━━ DATA SUPPLIED ━━

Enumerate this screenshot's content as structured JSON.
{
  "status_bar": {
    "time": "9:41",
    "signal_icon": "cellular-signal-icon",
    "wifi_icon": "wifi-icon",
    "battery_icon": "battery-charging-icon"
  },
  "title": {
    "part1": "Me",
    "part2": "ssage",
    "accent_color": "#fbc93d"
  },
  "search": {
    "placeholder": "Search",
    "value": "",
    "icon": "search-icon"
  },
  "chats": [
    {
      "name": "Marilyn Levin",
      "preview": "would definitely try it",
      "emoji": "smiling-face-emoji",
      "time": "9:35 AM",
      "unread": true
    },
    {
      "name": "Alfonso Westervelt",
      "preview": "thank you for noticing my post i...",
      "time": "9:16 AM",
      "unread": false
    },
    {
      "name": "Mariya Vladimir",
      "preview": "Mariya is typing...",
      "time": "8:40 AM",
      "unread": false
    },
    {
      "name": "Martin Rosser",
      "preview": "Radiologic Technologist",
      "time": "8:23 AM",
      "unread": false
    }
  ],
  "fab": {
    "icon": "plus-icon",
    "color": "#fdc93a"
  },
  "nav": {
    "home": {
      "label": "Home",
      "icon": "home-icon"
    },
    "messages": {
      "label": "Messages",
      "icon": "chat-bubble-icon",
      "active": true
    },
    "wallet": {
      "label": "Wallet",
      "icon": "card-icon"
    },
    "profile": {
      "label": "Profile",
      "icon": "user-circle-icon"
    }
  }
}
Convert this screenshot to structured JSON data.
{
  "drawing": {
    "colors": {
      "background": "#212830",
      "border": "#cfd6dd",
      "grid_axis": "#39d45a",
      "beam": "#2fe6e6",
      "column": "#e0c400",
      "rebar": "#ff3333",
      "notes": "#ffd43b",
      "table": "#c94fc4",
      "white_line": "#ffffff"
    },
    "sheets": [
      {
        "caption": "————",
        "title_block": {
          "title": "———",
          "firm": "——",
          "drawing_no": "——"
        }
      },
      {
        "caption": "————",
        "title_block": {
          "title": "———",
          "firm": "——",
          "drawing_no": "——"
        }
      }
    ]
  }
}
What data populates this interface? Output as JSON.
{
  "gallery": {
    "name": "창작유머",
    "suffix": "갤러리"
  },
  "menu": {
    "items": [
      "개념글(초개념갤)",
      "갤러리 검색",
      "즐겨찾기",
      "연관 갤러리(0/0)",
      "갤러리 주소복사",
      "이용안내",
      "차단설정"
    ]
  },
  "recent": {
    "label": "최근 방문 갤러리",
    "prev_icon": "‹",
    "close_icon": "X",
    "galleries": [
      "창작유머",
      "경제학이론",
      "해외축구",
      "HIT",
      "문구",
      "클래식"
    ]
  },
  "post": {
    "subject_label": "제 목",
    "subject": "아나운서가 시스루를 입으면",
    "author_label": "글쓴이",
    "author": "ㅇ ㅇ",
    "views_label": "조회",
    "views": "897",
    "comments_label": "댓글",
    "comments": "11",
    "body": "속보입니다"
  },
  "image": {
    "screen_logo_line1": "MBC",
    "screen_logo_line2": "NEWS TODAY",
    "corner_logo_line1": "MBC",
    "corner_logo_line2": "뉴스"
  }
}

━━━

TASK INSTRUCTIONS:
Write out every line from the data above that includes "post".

RESPONSE AREA:
      "preview": "thank you for noticing my post i...",
  "post": {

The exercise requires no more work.